A new report published by NASA seemingly contradicts the 2013 Intergovernmental Panel on Climate Change report, which indicated a net loss of Antarctic land ice.
The general consensus amongst the scientific community historically has been in agreement on the overall data supporting the assumption Antarctica is recording net losses in the Antarctic Peninsula, as well as the Thwaites and Pine Island region of Western Antarctica. However, a new report published by NASA has sparked some contention, in that it indicates Antarctica may not be recording net losses after all.
The focus of NASA’s study included observation of the East Antarctic shelf and an accumulation of snow which began nearly 10,000 years ago. The last Ice Age coincided with a warming of the air, this contributed to a process which would then carry moisture across Antarctica, and contribute to an accumulation of snow in the Eastern shelf, continuing to the present day.

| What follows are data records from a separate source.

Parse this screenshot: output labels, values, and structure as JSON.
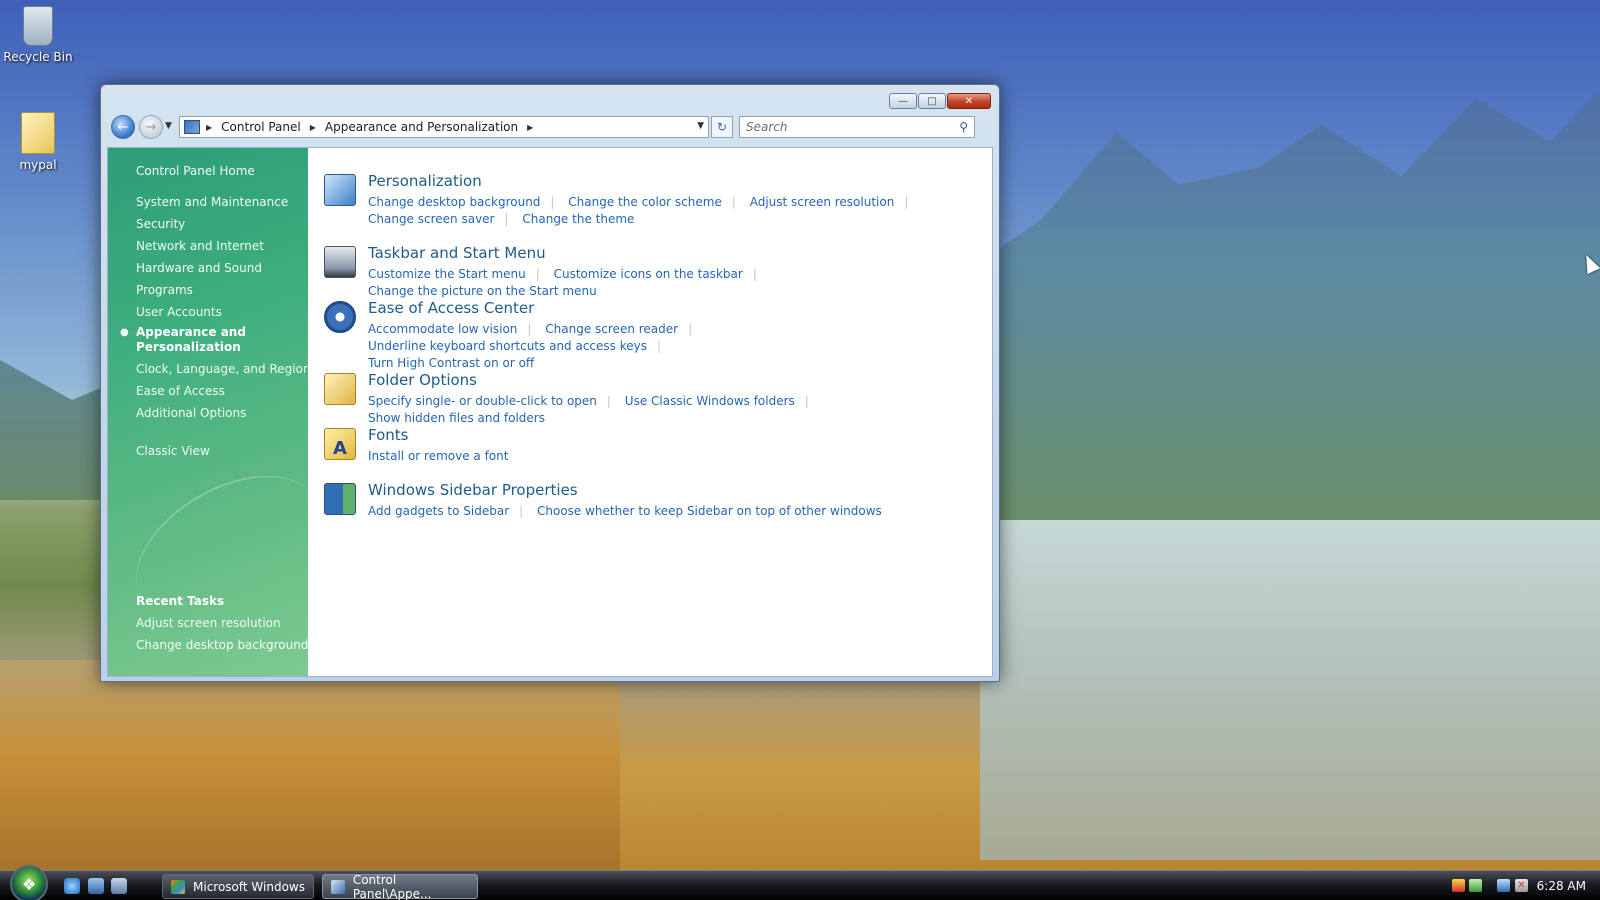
{
  "desktop": {
    "icons": [
      {
        "label": "Recycle Bin"
      },
      {
        "label": "mypal"
      }
    ]
  },
  "window": {
    "address": {
      "crumbs": [
        "Control Panel",
        "Appearance and Personalization"
      ]
    },
    "search": {
      "placeholder": "Search"
    },
    "sidebar": {
      "home": "Control Panel Home",
      "items": [
        "System and Maintenance",
        "Security",
        "Network and Internet",
        "Hardware and Sound",
        "Programs",
        "User Accounts",
        "Appearance and Personalization",
        "Clock, Language, and Region",
        "Ease of Access",
        "Additional Options"
      ],
      "classic_view": "Classic View",
      "recent_tasks_title": "Recent Tasks",
      "recent_tasks": [
        "Adjust screen resolution",
        "Change desktop background"
      ]
    },
    "categories": [
      {
        "title": "Personalization",
        "icon": "personalization-icon",
        "links": [
          "Change desktop background",
          "Change the color scheme",
          "Adjust screen resolution",
          "Change screen saver",
          "Change the theme"
        ]
      },
      {
        "title": "Taskbar and Start Menu",
        "icon": "taskbar-icon",
        "links": [
          "Customize the Start menu",
          "Customize icons on the taskbar",
          "Change the picture on the Start menu"
        ]
      },
      {
        "title": "Ease of Access Center",
        "icon": "ease-of-access-icon",
        "links": [
          "Accommodate low vision",
          "Change screen reader",
          "Underline keyboard shortcuts and access keys",
          "Turn High Contrast on or off"
        ]
      },
      {
        "title": "Folder Options",
        "icon": "folder-options-icon",
        "links": [
          "Specify single- or double-click to open",
          "Use Classic Windows folders",
          "Show hidden files and folders"
        ]
      },
      {
        "title": "Fonts",
        "icon": "fonts-icon",
        "links": [
          "Install or remove a font"
        ]
      },
      {
        "title": "Windows Sidebar Properties",
        "icon": "sidebar-properties-icon",
        "links": [
          "Add gadgets to Sidebar",
          "Choose whether to keep Sidebar on top of other windows"
        ]
      }
    ]
  },
  "taskbar": {
    "buttons": [
      "Microsoft Windows",
      "Control Panel\\Appe..."
    ],
    "clock": "6:28 AM"
  },
  "colors": {
    "link": "#2466b3",
    "category_title": "#1e5c8b",
    "sidebar_green": "#3faf7f"
  }
}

This continual accumulation of snow appears to be adding enough ice to offset the overall losses in other areas of Antarctica. The report concludes ice losses associated in the Western Antarctic coastal regions, and Antarctic Peninsula to be estimated in the range of 65 billion tons per year, while the continual accumulation of snow in the East Antarctic, estimated to contribute and account for 200 billion tons per year. Additional verification of core samples provides evidence ice thickness has been increasing in Eastern Antarctica for quite some time.
The contention amongst the scientific community, surrounding the ice losses associated in Antarctica, highlights the complexity of measuring ice thickness across tremendous swaths of land utilizing altimetry. As one is measuring data on a large scale, with a particular assumption in place, it is important to consider other areas of ice shifting which may not be readily apparent. While the research being conducted was intent upon focusing on ices losses associated in the Western Antarctic coastal regions, and Antarctic Peninsula, accumulation in the Eastern Antarctica ice shelf was not taken into account, which may contain a significant contribution to the overall discussion surrounding climate change.
NASA is in the process of developing the successor the current ICESat mission, which is utilized to measure ice sheet changes in the Antarctic. ICESat 2 will contain newer technologies, aiding scientist in a more precise measurement of ice thickness, and potentially bring illumination as to the conflicting data amongst the scientific community.
Additionally, interestingly enough, a Newsweek article published April 28, 1975, highlighted the complexity amongst the scientific community to conclusively agree on the causations of climate change.